## Provided records:
--*--

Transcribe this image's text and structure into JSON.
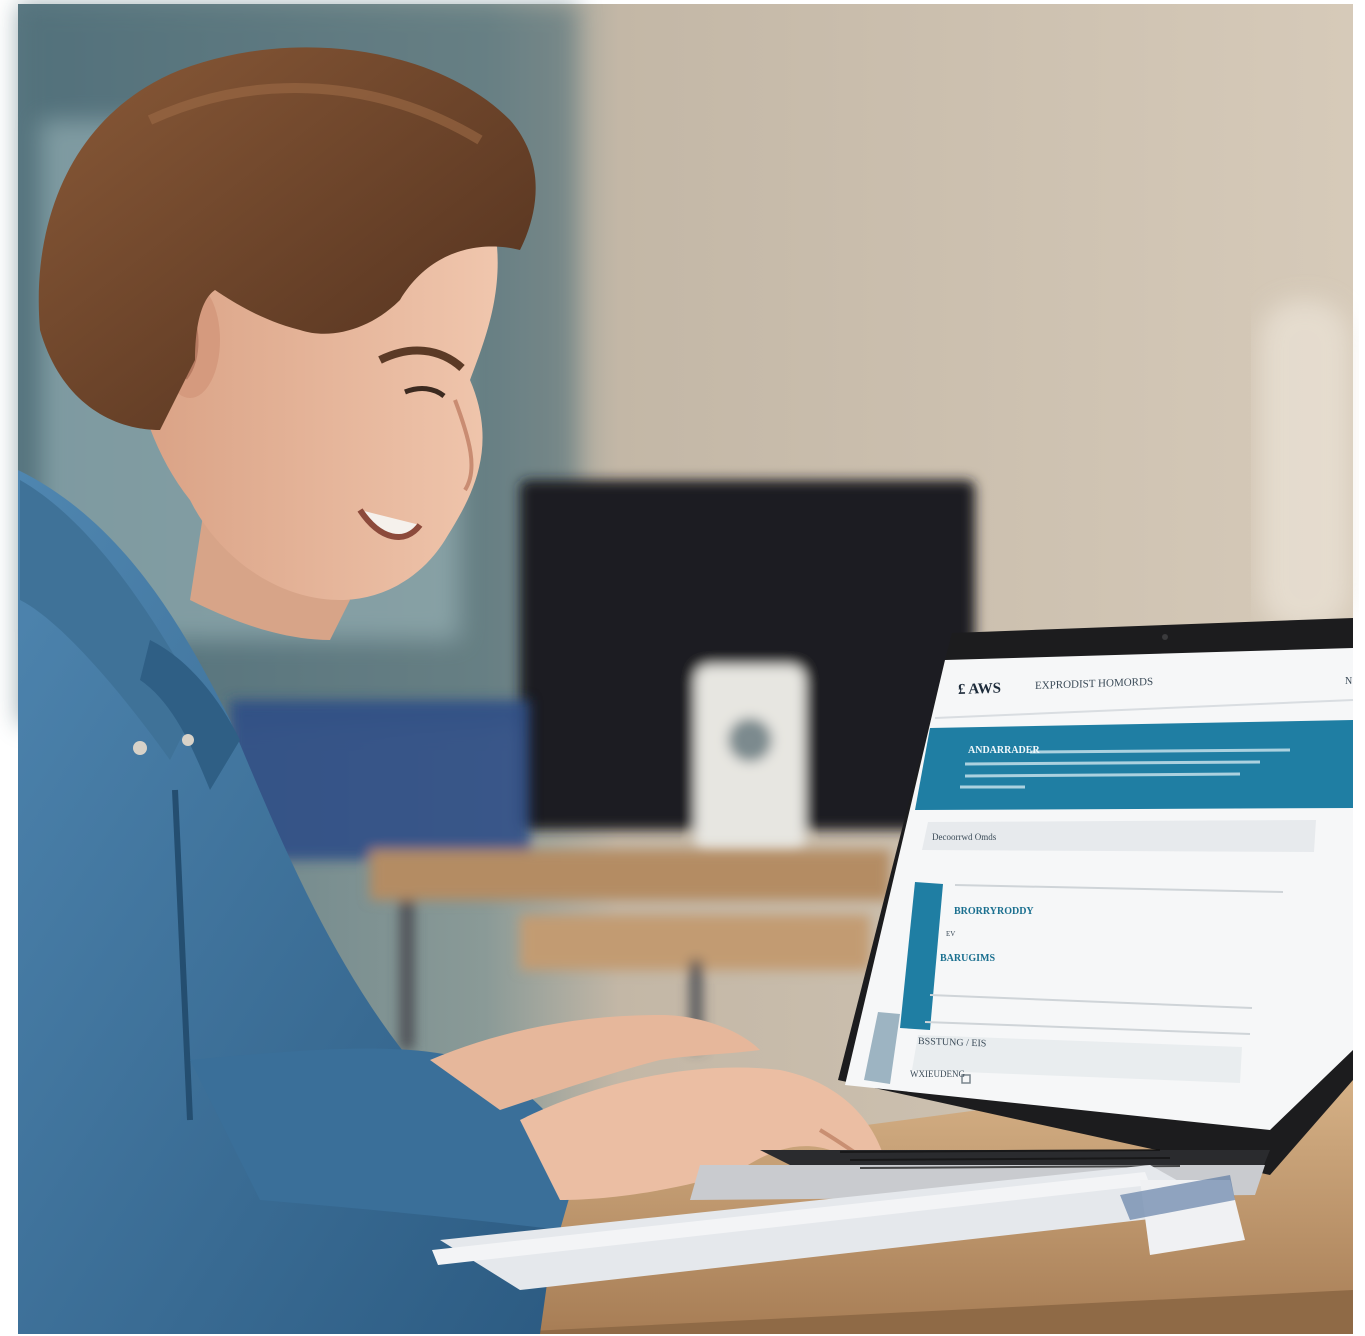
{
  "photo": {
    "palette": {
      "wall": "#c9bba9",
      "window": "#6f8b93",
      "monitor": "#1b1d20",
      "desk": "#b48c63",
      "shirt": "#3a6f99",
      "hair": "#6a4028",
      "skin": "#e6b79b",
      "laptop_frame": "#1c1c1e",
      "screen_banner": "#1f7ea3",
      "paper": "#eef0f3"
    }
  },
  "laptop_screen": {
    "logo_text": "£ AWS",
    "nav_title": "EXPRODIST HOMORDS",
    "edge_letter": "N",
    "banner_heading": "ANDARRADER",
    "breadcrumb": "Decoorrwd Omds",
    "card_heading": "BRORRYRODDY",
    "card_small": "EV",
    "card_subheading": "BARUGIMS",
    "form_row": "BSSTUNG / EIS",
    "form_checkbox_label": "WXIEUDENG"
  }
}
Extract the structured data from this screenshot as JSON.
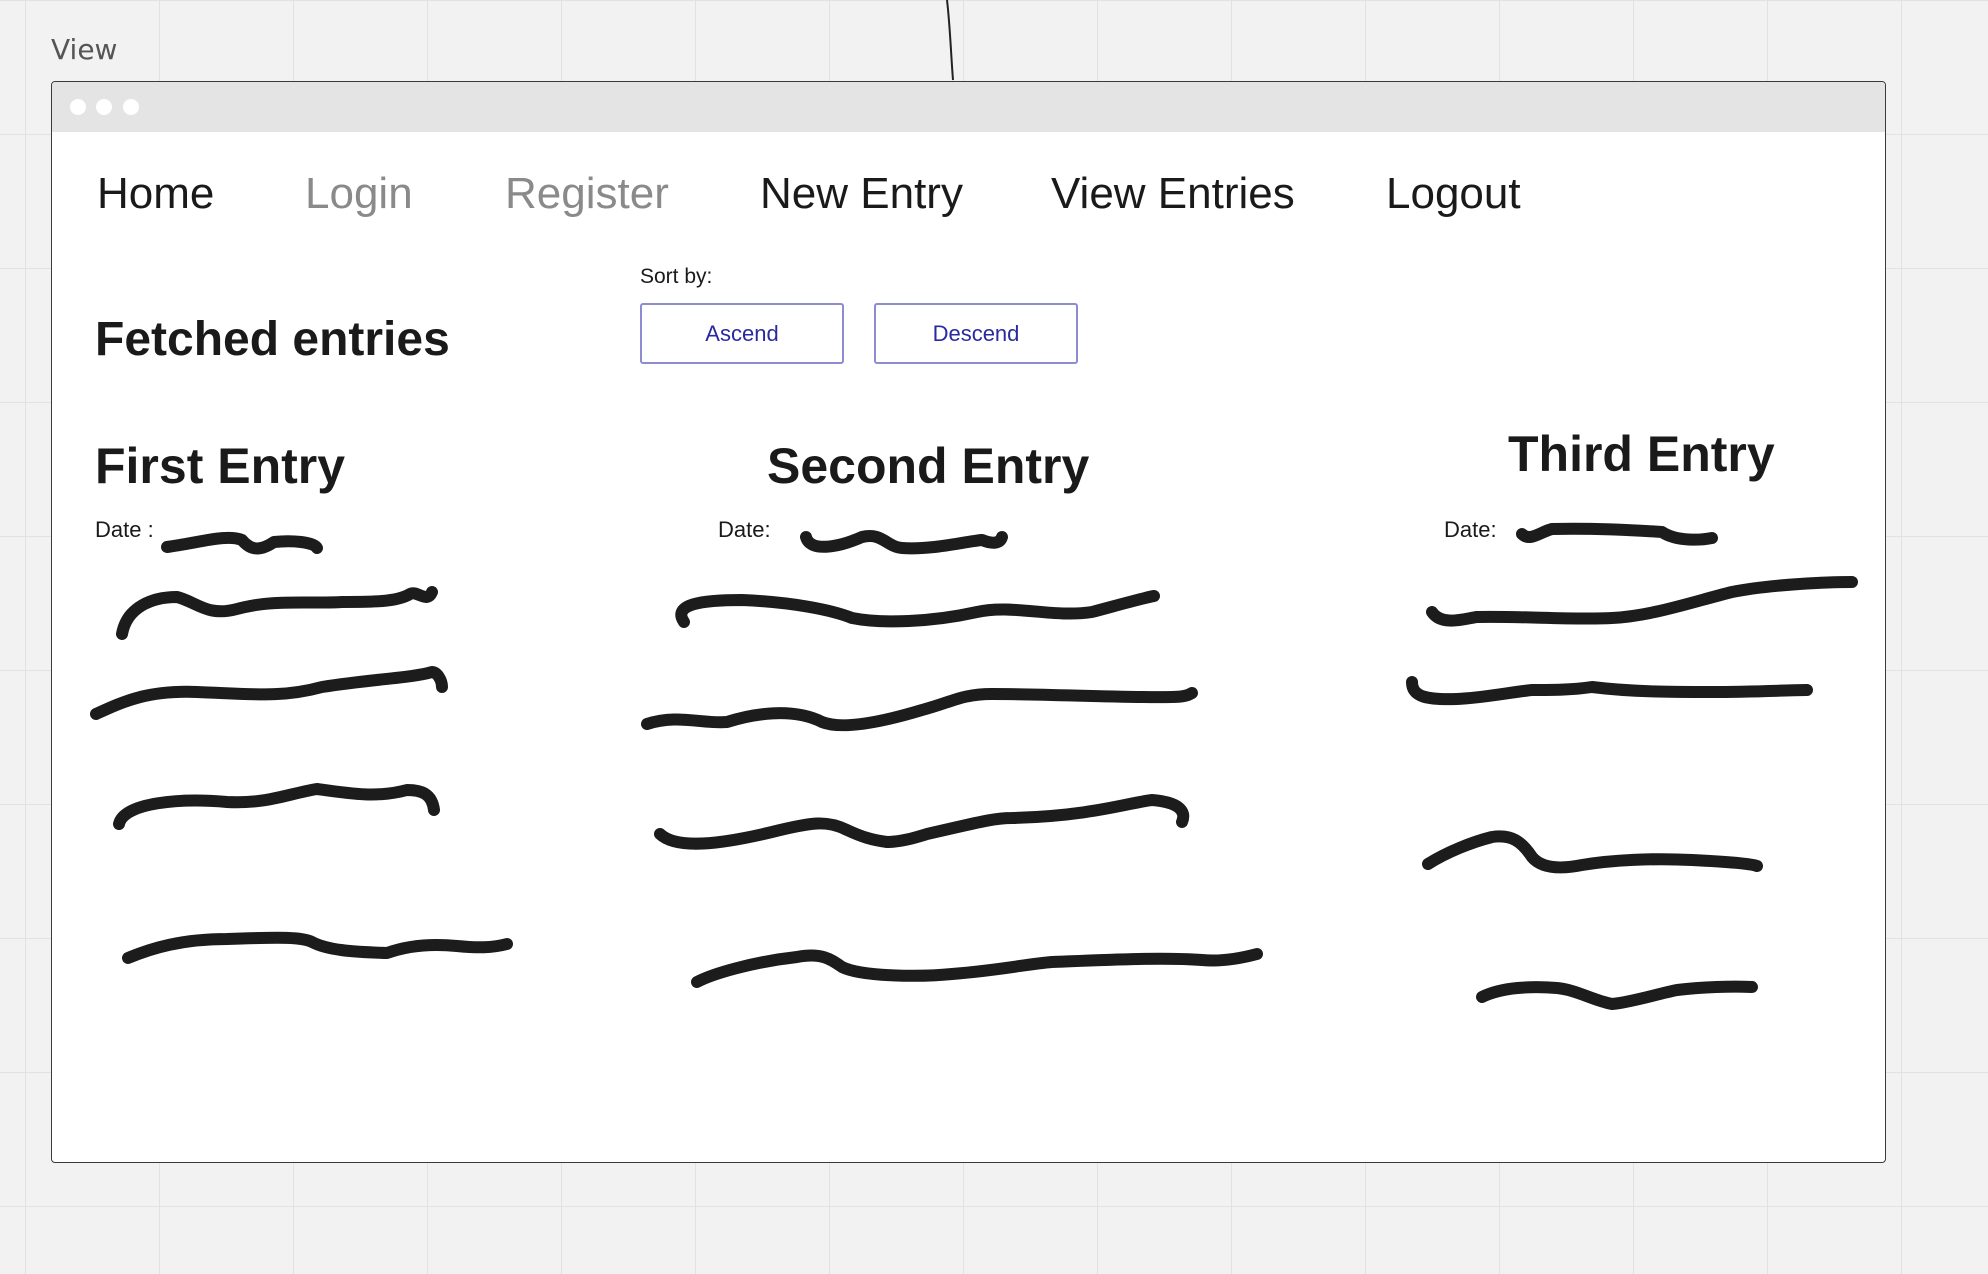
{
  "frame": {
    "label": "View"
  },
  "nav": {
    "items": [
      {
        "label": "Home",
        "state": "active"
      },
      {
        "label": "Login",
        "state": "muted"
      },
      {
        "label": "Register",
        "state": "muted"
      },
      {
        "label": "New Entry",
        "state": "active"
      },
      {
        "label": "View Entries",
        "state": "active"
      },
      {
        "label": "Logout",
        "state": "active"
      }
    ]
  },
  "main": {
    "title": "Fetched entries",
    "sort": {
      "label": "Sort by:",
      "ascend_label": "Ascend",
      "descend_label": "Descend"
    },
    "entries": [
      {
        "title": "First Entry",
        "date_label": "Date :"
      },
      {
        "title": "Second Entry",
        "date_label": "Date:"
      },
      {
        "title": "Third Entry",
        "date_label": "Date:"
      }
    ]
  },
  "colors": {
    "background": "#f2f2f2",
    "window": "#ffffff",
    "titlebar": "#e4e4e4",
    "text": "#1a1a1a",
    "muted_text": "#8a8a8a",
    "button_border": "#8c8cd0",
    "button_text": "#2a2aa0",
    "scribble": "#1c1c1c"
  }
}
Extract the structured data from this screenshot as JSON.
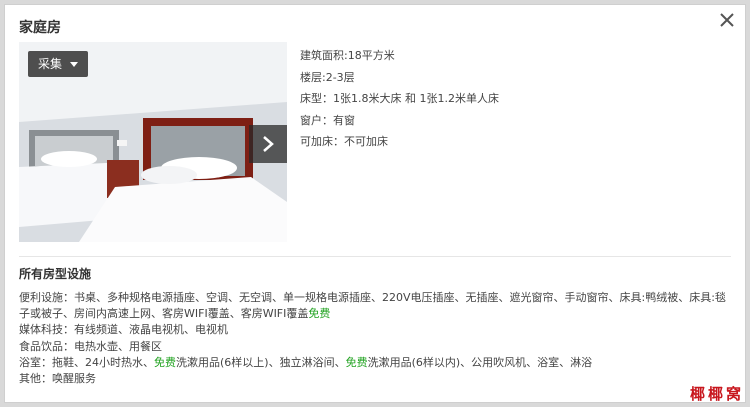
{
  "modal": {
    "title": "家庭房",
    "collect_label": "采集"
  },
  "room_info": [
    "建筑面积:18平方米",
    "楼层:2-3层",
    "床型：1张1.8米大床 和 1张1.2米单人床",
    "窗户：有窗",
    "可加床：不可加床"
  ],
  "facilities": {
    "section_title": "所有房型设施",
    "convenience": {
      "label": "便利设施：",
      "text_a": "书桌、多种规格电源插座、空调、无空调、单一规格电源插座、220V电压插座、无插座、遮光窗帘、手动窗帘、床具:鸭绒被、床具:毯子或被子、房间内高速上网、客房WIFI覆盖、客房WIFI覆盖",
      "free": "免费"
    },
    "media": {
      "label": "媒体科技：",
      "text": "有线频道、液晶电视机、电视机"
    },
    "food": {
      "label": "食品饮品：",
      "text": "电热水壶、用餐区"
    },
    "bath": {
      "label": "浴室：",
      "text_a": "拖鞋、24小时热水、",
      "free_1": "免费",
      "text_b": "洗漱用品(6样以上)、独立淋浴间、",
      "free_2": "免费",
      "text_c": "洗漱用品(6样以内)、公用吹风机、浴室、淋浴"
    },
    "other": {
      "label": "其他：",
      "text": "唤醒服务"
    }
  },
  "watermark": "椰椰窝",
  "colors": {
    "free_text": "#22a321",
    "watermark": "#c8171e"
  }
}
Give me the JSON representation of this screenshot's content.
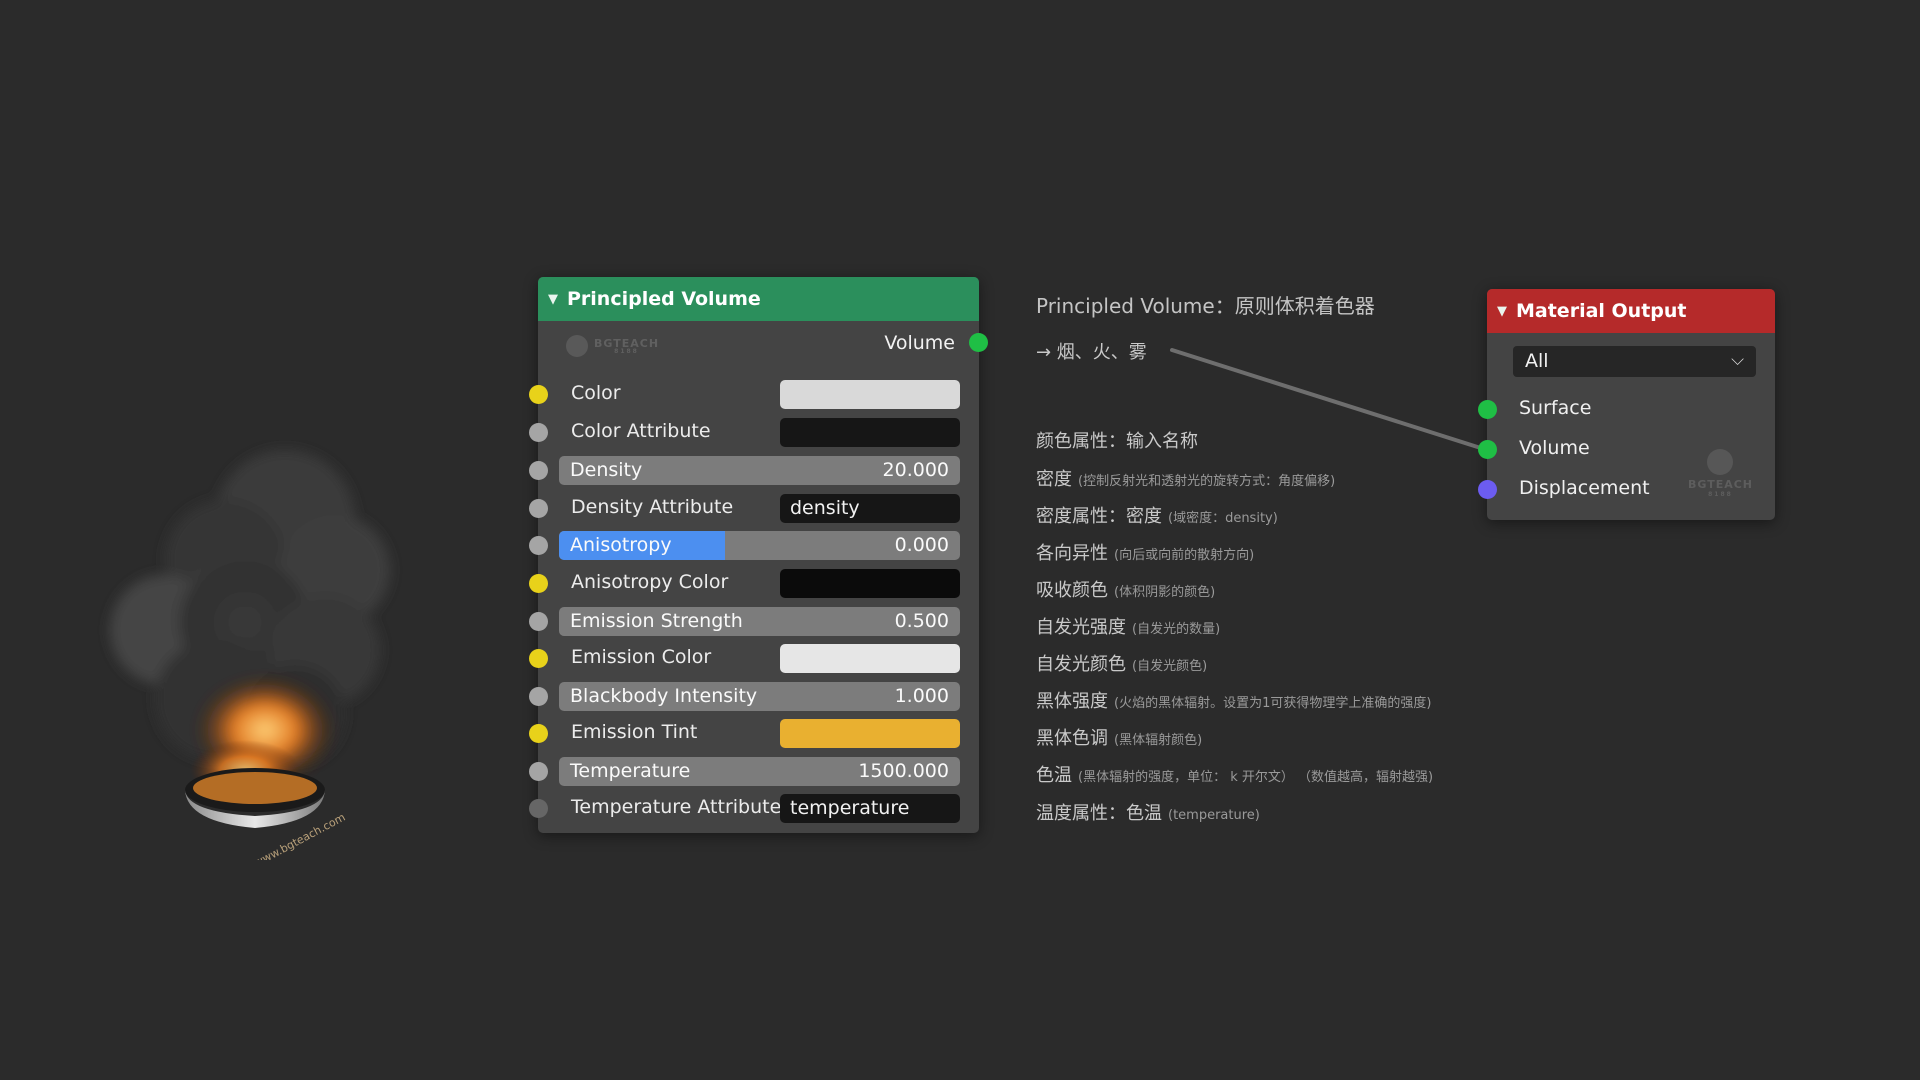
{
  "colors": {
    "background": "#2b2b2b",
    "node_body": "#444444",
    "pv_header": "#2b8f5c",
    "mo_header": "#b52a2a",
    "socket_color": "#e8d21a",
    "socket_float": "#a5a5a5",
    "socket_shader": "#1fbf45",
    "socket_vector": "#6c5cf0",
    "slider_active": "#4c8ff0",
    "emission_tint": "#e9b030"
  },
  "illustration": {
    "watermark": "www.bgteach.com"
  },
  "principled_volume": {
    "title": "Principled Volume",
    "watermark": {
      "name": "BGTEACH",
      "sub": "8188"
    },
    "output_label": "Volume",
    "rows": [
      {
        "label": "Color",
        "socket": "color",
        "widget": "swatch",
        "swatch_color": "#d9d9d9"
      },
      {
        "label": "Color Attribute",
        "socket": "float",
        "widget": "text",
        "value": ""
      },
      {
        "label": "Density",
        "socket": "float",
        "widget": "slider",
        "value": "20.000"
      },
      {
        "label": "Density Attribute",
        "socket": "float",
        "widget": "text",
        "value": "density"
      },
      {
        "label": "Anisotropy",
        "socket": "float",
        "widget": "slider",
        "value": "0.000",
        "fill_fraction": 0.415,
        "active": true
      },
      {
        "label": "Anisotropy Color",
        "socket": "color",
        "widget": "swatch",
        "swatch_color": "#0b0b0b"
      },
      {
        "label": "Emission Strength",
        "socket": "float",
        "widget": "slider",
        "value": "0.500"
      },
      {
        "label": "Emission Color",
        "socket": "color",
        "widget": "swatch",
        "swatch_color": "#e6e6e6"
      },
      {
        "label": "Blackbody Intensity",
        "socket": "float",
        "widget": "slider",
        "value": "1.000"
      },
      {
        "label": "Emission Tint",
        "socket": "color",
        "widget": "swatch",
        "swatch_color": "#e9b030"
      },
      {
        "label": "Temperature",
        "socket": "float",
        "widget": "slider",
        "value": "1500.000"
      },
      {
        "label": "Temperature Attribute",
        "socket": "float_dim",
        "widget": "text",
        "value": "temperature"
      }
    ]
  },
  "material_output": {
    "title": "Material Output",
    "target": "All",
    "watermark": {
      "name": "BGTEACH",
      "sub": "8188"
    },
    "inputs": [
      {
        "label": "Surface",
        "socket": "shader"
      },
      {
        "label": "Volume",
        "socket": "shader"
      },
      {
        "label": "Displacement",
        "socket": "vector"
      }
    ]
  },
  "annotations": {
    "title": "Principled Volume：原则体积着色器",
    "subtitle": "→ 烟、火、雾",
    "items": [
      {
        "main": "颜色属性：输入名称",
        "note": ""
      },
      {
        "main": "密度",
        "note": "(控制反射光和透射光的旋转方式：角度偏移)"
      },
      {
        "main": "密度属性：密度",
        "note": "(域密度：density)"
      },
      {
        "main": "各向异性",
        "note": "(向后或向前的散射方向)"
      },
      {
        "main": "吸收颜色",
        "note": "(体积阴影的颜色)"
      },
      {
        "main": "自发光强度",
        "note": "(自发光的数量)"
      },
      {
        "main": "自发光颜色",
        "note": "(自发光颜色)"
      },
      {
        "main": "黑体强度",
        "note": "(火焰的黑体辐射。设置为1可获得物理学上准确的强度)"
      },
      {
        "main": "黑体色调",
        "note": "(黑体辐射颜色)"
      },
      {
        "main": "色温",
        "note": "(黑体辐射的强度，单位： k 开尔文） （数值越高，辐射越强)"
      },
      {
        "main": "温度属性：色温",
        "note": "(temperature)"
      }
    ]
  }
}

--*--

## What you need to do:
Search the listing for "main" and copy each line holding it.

## Result for this exercise:
  "main": {
        "main": "颜色属性：输入名称",
        "main": "密度",
        "main": "密度属性：密度",
        "main": "各向异性",
        "main": "吸收颜色",
        "main": "自发光强度",
        "main": "自发光颜色",
        "main": "黑体强度",
        "main": "黑体色调",
        "main": "色温",
        "main": "温度属性：色温",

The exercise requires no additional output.